- Murray Robertson
- 9 November 2018
Simon Meek and Jack King-Spooner explain how they're using the medium of video games
It's a hoary old question: are video games art? But over recent years, thanks largely to the explosion of low-budget independent game production, a number of traditional artists have discovered vast possibilities of creative expression afforded by the interactive, multimedia nature of games.
Simon Meek of interactive design studio The Secret Experiment is a V&A design champion and the first ever designer in residence at the newly opened V&A Dundee. His most recent game, Beckett, is on permanent display in the museum, helping cement gaming's place in the world of visual art. Meek describes Beckett as a surreal noir which examines the nature of reality, influenced by the works of William S Burroughs, JG Ballard and Samuel Beckett. It's an extraordinarily beautiful game and you could take a screenshot at any point, print it off and hang it in on a wall.
'I'm very multidisciplinary,' Meek explains. 'I cut my teeth in journalism and moved into television development, writing and directing.' He's worked in games for some time now, with notable projects including PlayStation 3's interactive storytelling device Wonderbook and an ambitious adaptation of John Buchan's novel The 39 Steps. 'I got quite obsessed with the potential of games and interactive media for telling stories. I'm trying to explore and mine the potential of video games as a new and potentially limitless storytelling medium.'

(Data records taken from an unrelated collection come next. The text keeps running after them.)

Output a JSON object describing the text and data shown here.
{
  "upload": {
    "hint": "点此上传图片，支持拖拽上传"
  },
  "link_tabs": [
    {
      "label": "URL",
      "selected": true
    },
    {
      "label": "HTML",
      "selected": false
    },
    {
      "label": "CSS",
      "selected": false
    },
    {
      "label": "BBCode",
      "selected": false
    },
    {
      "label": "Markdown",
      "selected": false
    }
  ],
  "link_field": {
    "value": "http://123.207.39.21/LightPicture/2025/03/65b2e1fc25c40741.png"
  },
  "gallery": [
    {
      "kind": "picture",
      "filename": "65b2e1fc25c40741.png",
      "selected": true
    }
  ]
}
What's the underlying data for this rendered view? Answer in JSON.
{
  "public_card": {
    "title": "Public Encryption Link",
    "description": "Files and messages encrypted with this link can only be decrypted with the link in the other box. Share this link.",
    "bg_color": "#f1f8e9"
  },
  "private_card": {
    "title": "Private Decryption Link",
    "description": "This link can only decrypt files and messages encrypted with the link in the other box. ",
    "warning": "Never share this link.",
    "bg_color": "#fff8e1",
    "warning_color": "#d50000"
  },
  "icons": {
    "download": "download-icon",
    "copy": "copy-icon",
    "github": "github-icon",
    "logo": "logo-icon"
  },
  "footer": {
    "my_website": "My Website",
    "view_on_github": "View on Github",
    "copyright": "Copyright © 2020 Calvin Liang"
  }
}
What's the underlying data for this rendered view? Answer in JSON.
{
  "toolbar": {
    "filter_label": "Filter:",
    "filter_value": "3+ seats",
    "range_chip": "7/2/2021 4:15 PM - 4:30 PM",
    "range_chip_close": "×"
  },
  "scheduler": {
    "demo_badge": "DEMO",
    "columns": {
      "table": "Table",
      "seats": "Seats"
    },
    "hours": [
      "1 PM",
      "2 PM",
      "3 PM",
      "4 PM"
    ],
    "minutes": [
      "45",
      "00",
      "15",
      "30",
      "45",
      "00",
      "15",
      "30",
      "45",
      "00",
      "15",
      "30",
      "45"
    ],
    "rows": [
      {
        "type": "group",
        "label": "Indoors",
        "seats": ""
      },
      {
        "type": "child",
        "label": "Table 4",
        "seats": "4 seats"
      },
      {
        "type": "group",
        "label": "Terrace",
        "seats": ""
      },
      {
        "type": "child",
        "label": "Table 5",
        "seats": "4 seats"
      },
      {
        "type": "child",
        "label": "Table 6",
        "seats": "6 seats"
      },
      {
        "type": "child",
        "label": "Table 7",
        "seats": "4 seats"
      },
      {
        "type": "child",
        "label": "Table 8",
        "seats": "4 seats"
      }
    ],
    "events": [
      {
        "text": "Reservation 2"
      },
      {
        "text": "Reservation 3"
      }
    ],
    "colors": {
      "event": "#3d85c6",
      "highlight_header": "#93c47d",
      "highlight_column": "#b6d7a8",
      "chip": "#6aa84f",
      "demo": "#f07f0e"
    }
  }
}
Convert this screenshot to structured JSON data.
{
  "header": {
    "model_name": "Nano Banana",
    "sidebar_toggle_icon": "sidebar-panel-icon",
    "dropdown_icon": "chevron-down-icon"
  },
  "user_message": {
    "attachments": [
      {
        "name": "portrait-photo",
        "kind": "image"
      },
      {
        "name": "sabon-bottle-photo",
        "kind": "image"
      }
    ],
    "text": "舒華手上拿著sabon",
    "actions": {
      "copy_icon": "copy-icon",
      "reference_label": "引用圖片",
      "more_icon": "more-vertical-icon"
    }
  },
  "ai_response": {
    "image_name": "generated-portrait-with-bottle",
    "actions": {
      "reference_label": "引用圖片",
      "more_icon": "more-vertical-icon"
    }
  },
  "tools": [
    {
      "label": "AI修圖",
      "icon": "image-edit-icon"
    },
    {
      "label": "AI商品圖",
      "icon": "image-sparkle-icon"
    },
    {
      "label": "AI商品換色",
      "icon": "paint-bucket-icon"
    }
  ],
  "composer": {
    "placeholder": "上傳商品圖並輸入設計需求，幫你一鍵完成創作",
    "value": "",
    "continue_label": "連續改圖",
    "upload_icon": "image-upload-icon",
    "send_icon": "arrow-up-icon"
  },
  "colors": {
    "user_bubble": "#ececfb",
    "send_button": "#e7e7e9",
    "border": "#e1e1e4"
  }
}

Although Meek created much of Beckett himself, his company, The Secret Experiment, received funding from Scottish Enterprise which enabled him to hire a small team to assist him on the game, working with a six-figure budget. It sounds like a lot of money but Meek claims it was a low enough amount to help him focus his creativity. 'I'm a big believer that design comes out of constraint,' he reckons. 'One of the constraints of Beckett, right from the start, was: this cannot be a big-budget game because I'm self-funding this, so a lot of the choices which are now presented as ingenious design choices are because I had no animation budget and I didn't want to rely on 3D modelling. So what can I do?'